• **Exercise data**
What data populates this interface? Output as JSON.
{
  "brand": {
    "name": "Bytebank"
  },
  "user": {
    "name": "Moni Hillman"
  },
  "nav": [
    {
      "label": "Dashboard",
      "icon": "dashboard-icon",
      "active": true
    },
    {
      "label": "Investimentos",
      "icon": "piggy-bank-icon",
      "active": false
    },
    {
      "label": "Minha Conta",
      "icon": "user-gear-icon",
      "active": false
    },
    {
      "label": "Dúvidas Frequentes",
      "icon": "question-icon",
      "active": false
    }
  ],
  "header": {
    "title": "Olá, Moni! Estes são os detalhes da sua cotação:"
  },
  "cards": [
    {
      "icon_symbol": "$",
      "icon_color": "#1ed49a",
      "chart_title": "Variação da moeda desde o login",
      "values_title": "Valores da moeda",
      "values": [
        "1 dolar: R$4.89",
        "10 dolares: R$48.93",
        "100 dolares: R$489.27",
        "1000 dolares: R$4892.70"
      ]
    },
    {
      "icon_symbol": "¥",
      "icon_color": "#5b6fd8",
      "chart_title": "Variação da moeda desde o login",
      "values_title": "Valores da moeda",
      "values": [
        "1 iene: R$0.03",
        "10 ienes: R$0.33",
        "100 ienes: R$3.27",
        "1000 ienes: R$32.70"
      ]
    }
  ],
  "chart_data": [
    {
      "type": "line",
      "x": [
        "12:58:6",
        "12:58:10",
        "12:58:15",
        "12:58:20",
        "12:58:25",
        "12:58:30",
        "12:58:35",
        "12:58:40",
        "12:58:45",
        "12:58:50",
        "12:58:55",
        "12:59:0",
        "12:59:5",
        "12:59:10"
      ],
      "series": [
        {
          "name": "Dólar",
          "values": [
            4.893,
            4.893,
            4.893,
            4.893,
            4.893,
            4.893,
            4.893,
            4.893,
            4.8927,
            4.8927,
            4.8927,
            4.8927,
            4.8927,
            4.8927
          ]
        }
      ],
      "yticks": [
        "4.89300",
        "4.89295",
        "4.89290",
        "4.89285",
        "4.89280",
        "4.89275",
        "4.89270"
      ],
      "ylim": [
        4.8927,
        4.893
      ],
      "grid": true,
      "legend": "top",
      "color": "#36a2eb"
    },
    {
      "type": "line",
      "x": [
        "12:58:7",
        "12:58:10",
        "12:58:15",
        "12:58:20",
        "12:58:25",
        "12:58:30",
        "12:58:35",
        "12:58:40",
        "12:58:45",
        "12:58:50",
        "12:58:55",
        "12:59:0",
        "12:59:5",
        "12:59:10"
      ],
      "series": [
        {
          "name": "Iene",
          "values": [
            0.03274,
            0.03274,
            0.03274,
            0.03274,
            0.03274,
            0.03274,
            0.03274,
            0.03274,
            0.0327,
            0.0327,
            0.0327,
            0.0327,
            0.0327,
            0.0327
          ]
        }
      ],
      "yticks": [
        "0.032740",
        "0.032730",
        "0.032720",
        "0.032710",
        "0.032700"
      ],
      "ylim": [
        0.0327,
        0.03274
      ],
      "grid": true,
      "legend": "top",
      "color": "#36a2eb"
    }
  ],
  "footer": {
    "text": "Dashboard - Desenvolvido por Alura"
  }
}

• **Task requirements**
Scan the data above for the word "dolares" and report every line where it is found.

• **Task output**
        "10 dolares: R$48.93",
        "100 dolares: R$489.27",
        "1000 dolares: R$4892.70"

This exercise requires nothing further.